RECORDS SUPPLIED →
*** Begin section ***

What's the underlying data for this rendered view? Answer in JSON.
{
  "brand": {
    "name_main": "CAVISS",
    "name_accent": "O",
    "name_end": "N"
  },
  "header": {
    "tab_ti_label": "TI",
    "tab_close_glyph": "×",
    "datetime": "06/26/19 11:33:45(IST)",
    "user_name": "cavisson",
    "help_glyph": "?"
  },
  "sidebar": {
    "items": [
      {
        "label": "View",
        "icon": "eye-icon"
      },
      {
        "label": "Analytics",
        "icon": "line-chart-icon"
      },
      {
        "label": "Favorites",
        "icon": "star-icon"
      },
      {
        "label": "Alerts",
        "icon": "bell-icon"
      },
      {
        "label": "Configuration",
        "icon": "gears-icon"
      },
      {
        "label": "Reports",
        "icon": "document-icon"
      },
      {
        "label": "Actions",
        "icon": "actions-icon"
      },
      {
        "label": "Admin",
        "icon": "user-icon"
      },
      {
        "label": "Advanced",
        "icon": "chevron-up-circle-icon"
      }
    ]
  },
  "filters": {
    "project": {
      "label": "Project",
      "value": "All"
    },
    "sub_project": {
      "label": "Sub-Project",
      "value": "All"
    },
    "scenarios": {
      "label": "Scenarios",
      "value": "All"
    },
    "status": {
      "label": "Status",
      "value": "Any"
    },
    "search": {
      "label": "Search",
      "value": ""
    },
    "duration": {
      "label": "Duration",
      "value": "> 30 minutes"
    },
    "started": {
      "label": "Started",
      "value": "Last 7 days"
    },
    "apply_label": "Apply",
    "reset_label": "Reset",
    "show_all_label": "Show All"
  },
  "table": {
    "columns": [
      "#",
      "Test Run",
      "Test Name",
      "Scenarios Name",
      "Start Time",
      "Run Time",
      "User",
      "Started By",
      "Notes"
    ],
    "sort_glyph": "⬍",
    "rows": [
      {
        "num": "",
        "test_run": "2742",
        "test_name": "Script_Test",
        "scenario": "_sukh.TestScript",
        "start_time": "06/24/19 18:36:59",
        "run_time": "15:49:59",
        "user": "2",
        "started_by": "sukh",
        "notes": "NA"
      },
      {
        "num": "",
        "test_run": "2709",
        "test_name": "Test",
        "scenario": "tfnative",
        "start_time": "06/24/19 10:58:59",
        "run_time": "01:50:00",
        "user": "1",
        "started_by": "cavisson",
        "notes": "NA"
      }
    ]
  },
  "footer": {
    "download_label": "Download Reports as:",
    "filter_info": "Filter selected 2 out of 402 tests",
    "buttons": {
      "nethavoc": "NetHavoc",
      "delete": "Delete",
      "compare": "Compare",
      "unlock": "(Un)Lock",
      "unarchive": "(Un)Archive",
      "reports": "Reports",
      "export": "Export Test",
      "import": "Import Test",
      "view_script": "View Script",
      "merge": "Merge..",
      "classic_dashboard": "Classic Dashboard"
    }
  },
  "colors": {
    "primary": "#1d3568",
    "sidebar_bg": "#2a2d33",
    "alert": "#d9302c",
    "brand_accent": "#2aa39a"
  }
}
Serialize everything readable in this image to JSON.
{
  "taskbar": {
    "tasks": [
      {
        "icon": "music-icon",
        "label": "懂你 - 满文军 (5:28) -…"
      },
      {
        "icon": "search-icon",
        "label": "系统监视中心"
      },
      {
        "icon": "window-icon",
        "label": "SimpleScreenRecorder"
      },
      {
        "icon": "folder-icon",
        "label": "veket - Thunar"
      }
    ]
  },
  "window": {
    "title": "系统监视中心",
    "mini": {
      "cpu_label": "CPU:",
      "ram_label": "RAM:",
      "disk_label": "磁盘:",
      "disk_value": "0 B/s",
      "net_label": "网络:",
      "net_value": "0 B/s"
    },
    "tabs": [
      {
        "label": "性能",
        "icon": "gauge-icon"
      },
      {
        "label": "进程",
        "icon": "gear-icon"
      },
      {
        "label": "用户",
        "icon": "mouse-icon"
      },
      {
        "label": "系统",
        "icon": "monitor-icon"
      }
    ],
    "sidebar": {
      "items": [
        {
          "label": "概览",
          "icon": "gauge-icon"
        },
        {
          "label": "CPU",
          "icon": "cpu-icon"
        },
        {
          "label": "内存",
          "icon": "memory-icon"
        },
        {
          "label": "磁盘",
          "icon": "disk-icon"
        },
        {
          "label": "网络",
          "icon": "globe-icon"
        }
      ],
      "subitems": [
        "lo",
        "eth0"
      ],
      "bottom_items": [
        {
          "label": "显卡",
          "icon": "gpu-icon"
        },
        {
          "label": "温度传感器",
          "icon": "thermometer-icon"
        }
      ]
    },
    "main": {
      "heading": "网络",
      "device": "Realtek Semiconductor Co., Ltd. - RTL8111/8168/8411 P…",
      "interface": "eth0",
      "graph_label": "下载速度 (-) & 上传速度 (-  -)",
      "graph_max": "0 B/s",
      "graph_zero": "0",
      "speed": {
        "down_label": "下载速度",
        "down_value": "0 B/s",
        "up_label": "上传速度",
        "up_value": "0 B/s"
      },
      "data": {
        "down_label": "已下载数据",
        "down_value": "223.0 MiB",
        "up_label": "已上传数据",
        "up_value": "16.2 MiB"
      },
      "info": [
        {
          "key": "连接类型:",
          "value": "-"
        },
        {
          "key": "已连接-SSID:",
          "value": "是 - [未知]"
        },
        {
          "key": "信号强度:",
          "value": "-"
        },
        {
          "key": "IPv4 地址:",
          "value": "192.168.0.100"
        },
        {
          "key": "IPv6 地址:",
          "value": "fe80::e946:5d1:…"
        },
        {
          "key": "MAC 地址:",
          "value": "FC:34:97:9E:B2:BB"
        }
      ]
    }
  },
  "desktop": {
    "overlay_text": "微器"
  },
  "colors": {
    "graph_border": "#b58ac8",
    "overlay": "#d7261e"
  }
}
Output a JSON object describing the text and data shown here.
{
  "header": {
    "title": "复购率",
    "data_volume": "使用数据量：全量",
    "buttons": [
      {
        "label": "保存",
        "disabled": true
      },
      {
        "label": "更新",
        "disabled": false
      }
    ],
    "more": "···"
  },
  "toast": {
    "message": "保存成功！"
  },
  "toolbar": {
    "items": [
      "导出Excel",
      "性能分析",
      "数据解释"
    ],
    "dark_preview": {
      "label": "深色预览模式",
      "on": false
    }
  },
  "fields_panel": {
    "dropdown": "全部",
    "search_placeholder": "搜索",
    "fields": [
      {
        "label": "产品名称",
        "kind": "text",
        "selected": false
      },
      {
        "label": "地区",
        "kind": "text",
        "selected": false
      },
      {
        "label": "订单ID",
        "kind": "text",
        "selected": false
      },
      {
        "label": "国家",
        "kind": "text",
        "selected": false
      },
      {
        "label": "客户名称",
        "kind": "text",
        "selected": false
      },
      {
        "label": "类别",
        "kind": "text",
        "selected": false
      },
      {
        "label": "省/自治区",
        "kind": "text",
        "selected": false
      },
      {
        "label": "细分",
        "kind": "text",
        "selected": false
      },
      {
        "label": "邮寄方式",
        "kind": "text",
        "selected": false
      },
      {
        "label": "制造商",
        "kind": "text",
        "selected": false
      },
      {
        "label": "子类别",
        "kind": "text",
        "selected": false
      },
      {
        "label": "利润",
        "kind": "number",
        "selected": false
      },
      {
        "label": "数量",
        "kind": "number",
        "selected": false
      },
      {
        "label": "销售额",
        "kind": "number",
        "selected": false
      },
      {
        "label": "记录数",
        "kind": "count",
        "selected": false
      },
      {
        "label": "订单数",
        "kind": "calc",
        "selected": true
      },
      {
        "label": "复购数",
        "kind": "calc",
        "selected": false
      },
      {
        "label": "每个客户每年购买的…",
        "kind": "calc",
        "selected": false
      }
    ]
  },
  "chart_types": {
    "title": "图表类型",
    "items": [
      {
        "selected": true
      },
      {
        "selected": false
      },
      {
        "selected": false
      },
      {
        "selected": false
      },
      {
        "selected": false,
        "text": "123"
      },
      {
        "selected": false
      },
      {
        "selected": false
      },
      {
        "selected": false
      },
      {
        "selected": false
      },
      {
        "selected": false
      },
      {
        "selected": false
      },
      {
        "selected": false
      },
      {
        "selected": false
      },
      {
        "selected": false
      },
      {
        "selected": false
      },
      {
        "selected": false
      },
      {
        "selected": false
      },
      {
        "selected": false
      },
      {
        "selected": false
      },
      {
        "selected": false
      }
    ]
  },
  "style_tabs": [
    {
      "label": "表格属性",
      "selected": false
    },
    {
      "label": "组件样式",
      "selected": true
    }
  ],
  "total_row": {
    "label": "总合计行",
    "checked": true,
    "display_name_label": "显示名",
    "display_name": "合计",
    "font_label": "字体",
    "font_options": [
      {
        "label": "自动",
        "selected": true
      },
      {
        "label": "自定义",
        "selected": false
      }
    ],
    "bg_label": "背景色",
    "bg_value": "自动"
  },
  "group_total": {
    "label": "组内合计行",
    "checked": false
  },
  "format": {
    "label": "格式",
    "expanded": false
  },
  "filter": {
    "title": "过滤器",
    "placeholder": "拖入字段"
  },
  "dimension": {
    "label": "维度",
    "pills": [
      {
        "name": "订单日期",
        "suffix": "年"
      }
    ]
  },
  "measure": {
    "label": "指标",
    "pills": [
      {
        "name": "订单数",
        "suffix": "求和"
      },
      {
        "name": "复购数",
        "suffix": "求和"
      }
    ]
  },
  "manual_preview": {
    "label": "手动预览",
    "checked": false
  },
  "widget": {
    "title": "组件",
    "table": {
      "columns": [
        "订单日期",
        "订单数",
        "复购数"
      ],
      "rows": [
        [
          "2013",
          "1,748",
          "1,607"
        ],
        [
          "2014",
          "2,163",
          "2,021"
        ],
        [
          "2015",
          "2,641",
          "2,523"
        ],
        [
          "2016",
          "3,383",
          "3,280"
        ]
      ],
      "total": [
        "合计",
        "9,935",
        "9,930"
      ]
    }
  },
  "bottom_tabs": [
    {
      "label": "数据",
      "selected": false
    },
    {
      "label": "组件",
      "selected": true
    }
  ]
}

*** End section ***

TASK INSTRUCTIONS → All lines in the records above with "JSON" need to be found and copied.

ANSWER TO THIS EXERCISE →
What's the underlying data for this rendered view? Answer in JSON.
Serialize everything readable in this image to JSON.
Output a JSON object describing the text and data shown here.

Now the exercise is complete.